This is a good palate cleanser between courses or served as a dessert – both are ideal as part of an Asian meal. The combination of icy watermelon, fresh ginger and just a tiny hint of rosemary from the everlasting flowers are heavenly. So far it’s my favourite thing in 2009 all thanks to Neil Perry from whose original recipe I have adapted this.

Serves: 6


750g seedless watermelon, coarsely chopped for the granita
200g watermelon, finely diced for the finished dessert
60gm white sugar for the granita
100gm white sugar for the syrup
20gm fresh ginger, coarsely chopped
60ml water
Blue rosemary flowers for garnish


Roughly chop the melon, place in a bowl and sprinkle over 60gm sugar. Leave to macerate for about an hour then blend until smooth and pass through a very fine sieve. Pour into a 20cm x 30cm shallow metal tray and place in the freezer, stirring and scraping during the course of the next few hours until crystals form and the granita is frozen.
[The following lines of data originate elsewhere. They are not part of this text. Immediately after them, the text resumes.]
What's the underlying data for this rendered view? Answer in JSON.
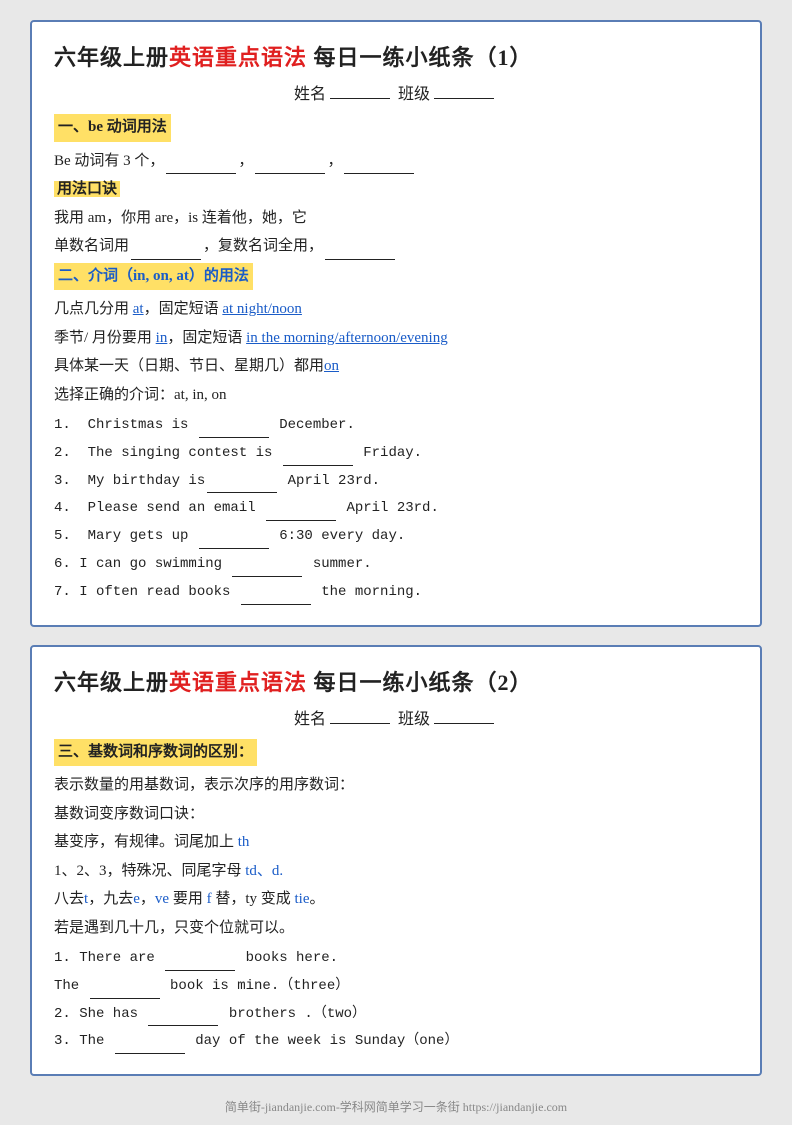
{
  "card1": {
    "title_black1": "六年级上册",
    "title_red": "英语重点语法",
    "title_black2": " 每日一练小纸条（1）",
    "name_label": "姓名",
    "class_label": "班级",
    "section1_header": "一、be 动词用法",
    "be_intro": "Be 动词有 3 个，",
    "usage_header": "用法口诀",
    "usage1": "我用 am，你用 are，is 连着他，她，它",
    "usage2_pre": "单数名词用",
    "usage2_mid": "，复数名词全用，",
    "section2_header": "二、介词（in, on, at）的用法",
    "prep1_pre": "几点几分用 ",
    "prep1_at": "at",
    "prep1_mid": "，固定短语 ",
    "prep1_link": "at night/noon",
    "prep2_pre": "季节/ 月份要用 ",
    "prep2_in": "in",
    "prep2_mid": "，固定短语 ",
    "prep2_link": "in the morning/afternoon/evening",
    "prep3_pre": "具体某一天（日期、节日、星期几）都用",
    "prep3_on": "on",
    "instruction": "选择正确的介词：at, in, on",
    "exercises": [
      {
        "num": "1.",
        "text": "Christmas is",
        "blank": true,
        "rest": "December."
      },
      {
        "num": "2.",
        "text": "The singing contest is",
        "blank": true,
        "rest": "Friday."
      },
      {
        "num": "3.",
        "text": "My birthday is",
        "blank": true,
        "rest": "April 23rd."
      },
      {
        "num": "4.",
        "text": "Please send an email",
        "blank": true,
        "rest": "April 23rd."
      },
      {
        "num": "5.",
        "text": "Mary gets up",
        "blank": true,
        "rest": "6:30 every day."
      },
      {
        "num": "6.",
        "text": "I can go swimming",
        "blank": true,
        "rest": "summer."
      },
      {
        "num": "7.",
        "text": "I often read books",
        "blank": true,
        "rest": "the morning."
      }
    ]
  },
  "card2": {
    "title_black1": "六年级上册",
    "title_red": "英语重点语法",
    "title_black2": " 每日一练小纸条（2）",
    "name_label": "姓名",
    "class_label": "班级",
    "section3_header": "三、基数词和序数词的区别：",
    "desc1": "表示数量的用基数词，表示次序的用序数词：",
    "desc2": "基数词变序数词口诀：",
    "desc3_pre": "基变序，有规律。词尾加上 ",
    "desc3_th": "th",
    "desc4_pre": "1、2、3，特殊况、同尾字母 ",
    "desc4_td": "td、d.",
    "desc5_pre": "八去",
    "desc5_t": "t",
    "desc5_mid1": "，九去",
    "desc5_e": "e",
    "desc5_mid2": "，",
    "desc5_ve": "ve",
    "desc5_mid3": " 要用 ",
    "desc5_f": "f",
    "desc5_mid4": " 替，ty 变成 ",
    "desc5_tie": "tie",
    "desc5_end": "。",
    "desc6": "若是遇到几十几，只变个位就可以。",
    "exercises": [
      {
        "num": "1.",
        "text": "There are",
        "blank": true,
        "rest": "books here."
      },
      {
        "num": "",
        "text": "The",
        "blank": true,
        "rest": "book is mine.（three）"
      },
      {
        "num": "2.",
        "text": "She has",
        "blank": true,
        "rest": "brothers .（two）"
      },
      {
        "num": "3.",
        "text": "The",
        "blank": true,
        "rest": "day of the week is Sunday（one）"
      }
    ]
  },
  "footer": {
    "text": "简单街-jiandanjie.com-学科网简单学习一条街 https://jiandanjie.com"
  }
}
Ginger Syrup: Combine 100gm sugar, ginger and water in a saucepan, stir over medium heat until the sugar dissolves. Bring to the boil, turn off the heat and stand until cool. Strain, discard the ginger pieces and refrigerate the syrup until it is completely chilled.

To serve:

Divide the diced melon into martini glasses, top with granita, drizzle with syrup and scatter blue rosemary flowers over the top.

Monday, March 23, 2009


Bastilla, thanks to Mint, Tea & Rosewater, is a new discovery for me and I now have the recipe thanks to Pete Bakes to which I have made a couple of changes. I used 650gm chicken instead of 2lbs and a small thumb of fresh turmeric, chopped, instead of powdered. I baked the Bastilla at 180˚C in a fan-forced oven and watched it like a hawk. Over all, the flavour was perfect but the chicken and egg mixture was a bit too dry so I would recommend under-cooking the scrambled eggs. I cannot see their ‘wetness’ doing any harm to the pastry. In every other respect this is a delicious recipe and one I shall repeat again, and again. Individual pastries as an alternative look lovely and make a perfect canapé but might prove challenging to prepare.

Saturday, March 21, 2009

Persimmon Sorbet

harvest fresh persimmons (now in season in Oz), wash them carefully, pat dry and freeze to rock hard. Remove fruit from the freezer about fifteen minutes before serving, slice in half and enjoy naturer's sorbet!

Thursday, March 19, 2009

hot hearts!

add some heat to green gazpacho with an ice heart or two! Just add a few drops of tabasco to the water before freezing!

Tuna Escabeche!

Using tuna instead of swordfish for escabeche (see recipe) is just as successful and even more colourful!